-- Instructions for the task --
Return, from the lines below, each one that includes the word "voor".

[Stored records]
□ □ □

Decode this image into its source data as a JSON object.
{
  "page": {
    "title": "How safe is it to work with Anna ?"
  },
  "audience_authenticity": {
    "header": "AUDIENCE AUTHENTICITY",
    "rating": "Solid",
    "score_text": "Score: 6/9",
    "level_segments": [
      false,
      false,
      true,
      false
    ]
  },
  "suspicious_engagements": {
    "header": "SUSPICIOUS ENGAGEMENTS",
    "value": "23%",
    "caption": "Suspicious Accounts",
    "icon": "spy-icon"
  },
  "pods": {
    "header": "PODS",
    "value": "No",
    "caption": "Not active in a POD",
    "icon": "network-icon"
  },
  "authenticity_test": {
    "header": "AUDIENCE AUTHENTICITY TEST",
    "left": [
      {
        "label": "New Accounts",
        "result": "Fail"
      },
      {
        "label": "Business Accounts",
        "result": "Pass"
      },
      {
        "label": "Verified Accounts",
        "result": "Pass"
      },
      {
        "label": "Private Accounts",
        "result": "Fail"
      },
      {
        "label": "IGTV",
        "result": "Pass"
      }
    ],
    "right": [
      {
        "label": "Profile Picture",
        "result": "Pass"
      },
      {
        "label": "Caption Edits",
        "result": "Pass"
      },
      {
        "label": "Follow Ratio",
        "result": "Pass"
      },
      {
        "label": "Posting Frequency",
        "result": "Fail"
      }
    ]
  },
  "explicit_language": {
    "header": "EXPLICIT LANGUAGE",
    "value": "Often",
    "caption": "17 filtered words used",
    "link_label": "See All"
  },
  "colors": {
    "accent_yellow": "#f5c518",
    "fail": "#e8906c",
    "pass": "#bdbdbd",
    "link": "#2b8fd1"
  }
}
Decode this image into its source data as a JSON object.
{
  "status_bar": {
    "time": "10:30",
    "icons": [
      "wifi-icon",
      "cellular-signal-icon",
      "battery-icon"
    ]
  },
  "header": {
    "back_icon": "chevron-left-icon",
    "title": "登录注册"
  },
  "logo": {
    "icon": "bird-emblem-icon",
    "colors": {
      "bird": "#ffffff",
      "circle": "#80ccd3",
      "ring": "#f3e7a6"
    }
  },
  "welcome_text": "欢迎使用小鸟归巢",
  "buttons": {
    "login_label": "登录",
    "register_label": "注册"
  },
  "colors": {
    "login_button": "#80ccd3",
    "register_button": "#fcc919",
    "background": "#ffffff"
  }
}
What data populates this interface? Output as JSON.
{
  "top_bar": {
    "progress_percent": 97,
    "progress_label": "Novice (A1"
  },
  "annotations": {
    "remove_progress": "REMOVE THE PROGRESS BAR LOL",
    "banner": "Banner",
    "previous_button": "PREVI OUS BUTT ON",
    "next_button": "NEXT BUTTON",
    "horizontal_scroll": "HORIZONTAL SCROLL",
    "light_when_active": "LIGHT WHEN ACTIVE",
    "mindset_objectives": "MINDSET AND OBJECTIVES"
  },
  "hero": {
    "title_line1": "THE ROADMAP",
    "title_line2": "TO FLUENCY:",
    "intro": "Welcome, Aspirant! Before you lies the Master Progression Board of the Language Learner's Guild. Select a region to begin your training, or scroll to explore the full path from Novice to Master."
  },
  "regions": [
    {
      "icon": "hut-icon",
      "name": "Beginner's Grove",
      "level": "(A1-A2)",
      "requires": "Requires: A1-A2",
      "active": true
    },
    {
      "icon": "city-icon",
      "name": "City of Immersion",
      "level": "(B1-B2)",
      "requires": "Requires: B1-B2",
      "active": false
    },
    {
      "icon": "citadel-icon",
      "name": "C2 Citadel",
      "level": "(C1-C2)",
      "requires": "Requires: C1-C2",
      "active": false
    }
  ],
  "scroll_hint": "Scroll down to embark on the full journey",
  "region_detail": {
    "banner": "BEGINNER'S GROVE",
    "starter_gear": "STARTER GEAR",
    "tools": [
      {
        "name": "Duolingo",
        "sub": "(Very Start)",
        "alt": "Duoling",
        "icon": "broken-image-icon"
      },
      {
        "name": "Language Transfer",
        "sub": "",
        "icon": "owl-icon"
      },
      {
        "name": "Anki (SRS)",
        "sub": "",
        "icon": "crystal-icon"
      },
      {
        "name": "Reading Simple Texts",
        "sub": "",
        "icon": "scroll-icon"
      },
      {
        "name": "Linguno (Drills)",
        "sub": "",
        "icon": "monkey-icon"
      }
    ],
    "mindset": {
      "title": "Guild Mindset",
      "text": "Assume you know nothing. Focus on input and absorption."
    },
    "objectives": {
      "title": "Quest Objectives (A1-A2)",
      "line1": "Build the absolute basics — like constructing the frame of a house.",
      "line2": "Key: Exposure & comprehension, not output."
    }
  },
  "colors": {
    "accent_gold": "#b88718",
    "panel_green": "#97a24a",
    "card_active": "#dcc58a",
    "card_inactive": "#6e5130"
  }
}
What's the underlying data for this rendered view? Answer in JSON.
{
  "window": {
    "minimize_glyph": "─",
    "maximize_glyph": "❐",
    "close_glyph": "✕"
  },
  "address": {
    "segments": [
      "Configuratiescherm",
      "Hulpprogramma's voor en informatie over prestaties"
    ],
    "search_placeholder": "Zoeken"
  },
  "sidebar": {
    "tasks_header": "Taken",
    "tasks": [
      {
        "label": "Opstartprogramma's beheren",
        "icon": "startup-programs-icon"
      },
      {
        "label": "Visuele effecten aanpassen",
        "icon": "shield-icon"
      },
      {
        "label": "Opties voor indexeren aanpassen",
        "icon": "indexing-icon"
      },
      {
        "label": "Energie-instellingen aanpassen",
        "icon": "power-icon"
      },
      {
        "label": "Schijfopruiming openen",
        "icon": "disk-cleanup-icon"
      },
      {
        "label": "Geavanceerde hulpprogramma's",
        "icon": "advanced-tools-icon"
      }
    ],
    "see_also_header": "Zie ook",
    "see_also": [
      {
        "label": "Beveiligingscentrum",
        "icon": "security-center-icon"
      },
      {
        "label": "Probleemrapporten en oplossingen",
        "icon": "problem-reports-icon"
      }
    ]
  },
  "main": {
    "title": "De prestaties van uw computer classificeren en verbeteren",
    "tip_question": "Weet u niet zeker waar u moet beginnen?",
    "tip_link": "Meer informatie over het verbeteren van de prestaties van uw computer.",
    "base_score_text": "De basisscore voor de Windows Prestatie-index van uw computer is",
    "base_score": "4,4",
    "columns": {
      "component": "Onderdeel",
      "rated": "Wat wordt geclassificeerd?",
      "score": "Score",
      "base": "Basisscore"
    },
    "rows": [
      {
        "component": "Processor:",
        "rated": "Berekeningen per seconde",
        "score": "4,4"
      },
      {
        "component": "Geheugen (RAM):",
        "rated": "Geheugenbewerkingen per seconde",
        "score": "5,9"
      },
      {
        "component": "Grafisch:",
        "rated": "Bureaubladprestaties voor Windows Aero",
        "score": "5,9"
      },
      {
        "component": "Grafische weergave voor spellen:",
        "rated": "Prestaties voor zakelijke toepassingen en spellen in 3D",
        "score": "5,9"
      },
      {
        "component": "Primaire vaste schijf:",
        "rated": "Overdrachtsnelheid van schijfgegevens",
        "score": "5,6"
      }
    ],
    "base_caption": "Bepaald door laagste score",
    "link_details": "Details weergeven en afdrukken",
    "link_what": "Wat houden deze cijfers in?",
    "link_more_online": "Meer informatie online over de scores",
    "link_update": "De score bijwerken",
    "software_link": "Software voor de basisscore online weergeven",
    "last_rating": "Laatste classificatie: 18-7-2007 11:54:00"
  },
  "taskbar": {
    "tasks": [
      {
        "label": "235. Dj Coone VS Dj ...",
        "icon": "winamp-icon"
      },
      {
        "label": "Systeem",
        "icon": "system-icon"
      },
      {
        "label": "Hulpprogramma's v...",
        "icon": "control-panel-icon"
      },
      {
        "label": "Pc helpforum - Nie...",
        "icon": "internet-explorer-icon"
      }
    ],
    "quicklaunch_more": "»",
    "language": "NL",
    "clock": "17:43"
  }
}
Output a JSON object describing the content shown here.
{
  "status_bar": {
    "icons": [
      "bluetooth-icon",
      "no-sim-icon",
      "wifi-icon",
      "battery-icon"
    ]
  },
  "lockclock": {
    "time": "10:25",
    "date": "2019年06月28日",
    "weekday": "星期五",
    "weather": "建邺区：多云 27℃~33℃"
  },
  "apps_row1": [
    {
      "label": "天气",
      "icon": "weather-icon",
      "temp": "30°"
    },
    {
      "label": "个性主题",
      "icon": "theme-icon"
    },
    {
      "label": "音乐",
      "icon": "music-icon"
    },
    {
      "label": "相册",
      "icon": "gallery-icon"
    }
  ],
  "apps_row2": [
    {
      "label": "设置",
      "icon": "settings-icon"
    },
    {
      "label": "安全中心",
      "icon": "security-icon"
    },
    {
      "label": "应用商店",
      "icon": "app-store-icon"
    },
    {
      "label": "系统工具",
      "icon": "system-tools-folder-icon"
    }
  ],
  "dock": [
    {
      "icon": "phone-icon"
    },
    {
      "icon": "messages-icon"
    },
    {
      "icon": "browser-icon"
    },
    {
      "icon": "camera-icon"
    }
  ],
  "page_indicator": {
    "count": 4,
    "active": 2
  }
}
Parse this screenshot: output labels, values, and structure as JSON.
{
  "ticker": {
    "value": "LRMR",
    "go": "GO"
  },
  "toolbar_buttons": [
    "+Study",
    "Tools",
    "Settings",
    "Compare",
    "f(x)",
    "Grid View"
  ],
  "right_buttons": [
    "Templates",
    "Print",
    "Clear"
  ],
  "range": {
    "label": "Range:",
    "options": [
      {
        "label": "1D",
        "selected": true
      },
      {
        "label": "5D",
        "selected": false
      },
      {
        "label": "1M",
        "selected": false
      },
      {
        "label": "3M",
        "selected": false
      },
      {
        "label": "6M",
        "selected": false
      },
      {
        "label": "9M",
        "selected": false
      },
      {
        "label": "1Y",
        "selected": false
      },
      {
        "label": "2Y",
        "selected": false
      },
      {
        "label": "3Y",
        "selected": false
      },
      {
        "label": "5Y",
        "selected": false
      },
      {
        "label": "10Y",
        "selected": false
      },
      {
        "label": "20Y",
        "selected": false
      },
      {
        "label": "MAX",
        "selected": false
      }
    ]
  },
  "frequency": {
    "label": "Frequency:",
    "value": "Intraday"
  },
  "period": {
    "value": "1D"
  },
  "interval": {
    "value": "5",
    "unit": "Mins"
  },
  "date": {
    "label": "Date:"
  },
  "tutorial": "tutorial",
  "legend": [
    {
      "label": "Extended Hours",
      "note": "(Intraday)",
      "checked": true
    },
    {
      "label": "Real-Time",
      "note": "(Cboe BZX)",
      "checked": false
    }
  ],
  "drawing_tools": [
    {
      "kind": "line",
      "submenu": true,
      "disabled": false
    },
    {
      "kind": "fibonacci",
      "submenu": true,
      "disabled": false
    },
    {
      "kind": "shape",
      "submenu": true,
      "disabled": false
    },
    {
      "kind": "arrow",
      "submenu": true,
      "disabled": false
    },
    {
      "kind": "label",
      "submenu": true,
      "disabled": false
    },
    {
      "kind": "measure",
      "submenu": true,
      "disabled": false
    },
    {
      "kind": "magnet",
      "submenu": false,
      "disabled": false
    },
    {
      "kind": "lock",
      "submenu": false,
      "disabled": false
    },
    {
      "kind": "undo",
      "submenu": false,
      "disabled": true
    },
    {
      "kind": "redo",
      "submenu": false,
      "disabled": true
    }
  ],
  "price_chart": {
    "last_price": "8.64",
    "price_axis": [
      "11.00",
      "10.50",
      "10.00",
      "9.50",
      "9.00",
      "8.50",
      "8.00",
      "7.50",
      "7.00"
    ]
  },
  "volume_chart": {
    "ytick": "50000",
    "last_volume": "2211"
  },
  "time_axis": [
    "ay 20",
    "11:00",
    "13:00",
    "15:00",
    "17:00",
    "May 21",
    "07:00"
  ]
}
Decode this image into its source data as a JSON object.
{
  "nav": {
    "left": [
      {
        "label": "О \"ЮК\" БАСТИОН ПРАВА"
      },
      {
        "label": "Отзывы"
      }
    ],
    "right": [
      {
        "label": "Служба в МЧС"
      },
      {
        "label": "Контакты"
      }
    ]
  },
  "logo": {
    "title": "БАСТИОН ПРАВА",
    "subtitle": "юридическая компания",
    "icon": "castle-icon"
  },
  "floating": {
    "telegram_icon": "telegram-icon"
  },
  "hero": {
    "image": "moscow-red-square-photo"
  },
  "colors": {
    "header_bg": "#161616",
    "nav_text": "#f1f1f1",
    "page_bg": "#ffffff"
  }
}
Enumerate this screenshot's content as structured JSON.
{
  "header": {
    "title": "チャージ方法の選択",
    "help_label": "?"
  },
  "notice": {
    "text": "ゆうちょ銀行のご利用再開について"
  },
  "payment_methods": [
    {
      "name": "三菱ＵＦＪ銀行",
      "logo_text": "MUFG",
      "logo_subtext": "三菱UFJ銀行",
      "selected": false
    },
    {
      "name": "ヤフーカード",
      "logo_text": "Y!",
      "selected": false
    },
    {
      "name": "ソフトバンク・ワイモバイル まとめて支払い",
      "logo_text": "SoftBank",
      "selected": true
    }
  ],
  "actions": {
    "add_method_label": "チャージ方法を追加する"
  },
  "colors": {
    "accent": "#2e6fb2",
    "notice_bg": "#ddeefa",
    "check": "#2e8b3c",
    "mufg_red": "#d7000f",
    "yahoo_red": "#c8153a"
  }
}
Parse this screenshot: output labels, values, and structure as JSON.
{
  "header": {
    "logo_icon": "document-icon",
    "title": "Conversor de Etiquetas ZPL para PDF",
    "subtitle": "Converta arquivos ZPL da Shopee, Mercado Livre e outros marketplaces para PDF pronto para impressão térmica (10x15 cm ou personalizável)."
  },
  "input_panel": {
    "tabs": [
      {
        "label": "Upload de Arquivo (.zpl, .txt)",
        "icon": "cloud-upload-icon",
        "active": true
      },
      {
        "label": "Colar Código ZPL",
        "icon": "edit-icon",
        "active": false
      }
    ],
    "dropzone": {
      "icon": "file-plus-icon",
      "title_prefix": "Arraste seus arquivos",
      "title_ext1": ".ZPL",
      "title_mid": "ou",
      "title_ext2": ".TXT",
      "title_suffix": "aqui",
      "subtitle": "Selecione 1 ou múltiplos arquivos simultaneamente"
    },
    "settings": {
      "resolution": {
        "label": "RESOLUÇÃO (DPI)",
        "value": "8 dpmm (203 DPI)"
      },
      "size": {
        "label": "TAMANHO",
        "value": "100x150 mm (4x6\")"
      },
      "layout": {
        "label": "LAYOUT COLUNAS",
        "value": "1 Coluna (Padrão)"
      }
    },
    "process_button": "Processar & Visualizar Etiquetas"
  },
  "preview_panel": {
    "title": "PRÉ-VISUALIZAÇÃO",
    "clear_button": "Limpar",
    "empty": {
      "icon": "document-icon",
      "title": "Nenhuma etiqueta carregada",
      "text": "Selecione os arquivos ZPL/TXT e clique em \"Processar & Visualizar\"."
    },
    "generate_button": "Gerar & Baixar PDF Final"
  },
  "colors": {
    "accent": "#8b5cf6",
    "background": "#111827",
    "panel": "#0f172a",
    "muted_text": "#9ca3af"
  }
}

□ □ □

-- Solution to this task --
      "Hulpprogramma's voor en informatie over prestaties"
        "label": "Opties voor indexeren aanpassen",
    "base_score_text": "De basisscore voor de Windows Prestatie-index van uw computer is",
        "rated": "Bureaubladprestaties voor Windows Aero",
        "component": "Grafische weergave voor spellen:",
        "rated": "Prestaties voor zakelijke toepassingen en spellen in 3D",
    "software_link": "Software voor de basisscore online weergeven",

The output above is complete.